Fire brigades receive intensive hands-on training from ZF Aftermarket.
ZF Aftermarket has launched an intensive hands-on training course to reduce the threat to emergency services when dealing with accidents involving hybrid and electric vehicles.
Electric vehicle fires are notoriously difficult to extinguish and require specific skills and equipment.
Fire can spread rapidly to the nearby cells of high-voltage batteries and cell damage can lead to so-called thermal leakage which is corrosive and highly dangerous.
A ZF spokesperson said: “Although fires associated with electric vehicles receive a great deal of bad press, this is due to the epic proportions such a fire reaches, or its unexpectedness – rather than its cause.
“There is no evidence to suggest that electric vehicles catch fire any more quickly than cars with combustion engines.
“Investigations into cases of so-called spontaneous self-ignition show that either the battery had been damaged in the run-up to the accident or that it had a design or manufacturing defect.
“It’s important for the men and women of the emergency services who will come into contact with electric and hybrid vehicle accidents to not only be aware of the dangers, but also to be equipped with the skills to deal with them.”
Hybrid and electric vehicle hazards
In addition to fire, ZF warns that there is also a danger of flammable or toxic gas escaping, electric shock and the formation of electric arcs.
The electrical supply infrastructure could also catch fire.
A damaged vehicle that has to be recovered from a river or a flood can be extremely hazardous for the rescue services.
Emergency services training

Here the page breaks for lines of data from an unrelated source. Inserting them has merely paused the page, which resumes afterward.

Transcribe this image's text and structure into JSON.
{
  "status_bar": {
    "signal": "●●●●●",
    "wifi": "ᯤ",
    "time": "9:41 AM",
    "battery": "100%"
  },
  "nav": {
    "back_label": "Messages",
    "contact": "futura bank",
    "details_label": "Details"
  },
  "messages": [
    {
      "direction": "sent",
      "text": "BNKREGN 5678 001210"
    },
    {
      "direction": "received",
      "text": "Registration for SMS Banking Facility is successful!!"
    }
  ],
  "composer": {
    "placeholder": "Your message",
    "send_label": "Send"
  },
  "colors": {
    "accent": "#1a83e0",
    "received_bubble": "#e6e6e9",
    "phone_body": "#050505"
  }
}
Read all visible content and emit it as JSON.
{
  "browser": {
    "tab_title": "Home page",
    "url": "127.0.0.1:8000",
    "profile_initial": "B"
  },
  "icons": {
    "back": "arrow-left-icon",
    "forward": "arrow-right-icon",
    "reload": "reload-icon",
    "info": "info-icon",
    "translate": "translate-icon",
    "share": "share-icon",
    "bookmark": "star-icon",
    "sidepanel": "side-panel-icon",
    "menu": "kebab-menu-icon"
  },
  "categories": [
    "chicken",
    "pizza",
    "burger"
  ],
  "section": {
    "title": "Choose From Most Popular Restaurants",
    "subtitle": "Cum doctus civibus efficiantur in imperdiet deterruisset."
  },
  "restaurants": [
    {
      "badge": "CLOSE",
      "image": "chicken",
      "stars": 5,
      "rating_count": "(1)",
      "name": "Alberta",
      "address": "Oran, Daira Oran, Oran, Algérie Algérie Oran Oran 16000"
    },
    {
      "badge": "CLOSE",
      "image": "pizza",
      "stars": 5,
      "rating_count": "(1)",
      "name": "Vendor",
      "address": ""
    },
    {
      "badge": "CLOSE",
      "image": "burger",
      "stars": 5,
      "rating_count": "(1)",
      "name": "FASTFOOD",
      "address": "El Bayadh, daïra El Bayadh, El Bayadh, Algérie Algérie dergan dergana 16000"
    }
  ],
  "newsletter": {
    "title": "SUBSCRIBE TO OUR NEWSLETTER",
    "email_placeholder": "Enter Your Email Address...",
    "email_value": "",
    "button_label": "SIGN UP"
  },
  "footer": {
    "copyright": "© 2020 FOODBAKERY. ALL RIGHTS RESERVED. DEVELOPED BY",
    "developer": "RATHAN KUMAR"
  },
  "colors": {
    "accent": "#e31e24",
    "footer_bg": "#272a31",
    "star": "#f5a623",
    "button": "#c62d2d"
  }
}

The training first covers vehicle identification, electric vehicle system design, protective mechanisms – such as the position and operation of the high voltage system’s isolating switch – suitable equipment and what to do in the event of the various accident scenarios.
Using real-life examples, the training also looks at the responsibilities of the emergency service personnel, the communication between them and how they deal with vehicle recovery operators.
For further information on the training courses, click here.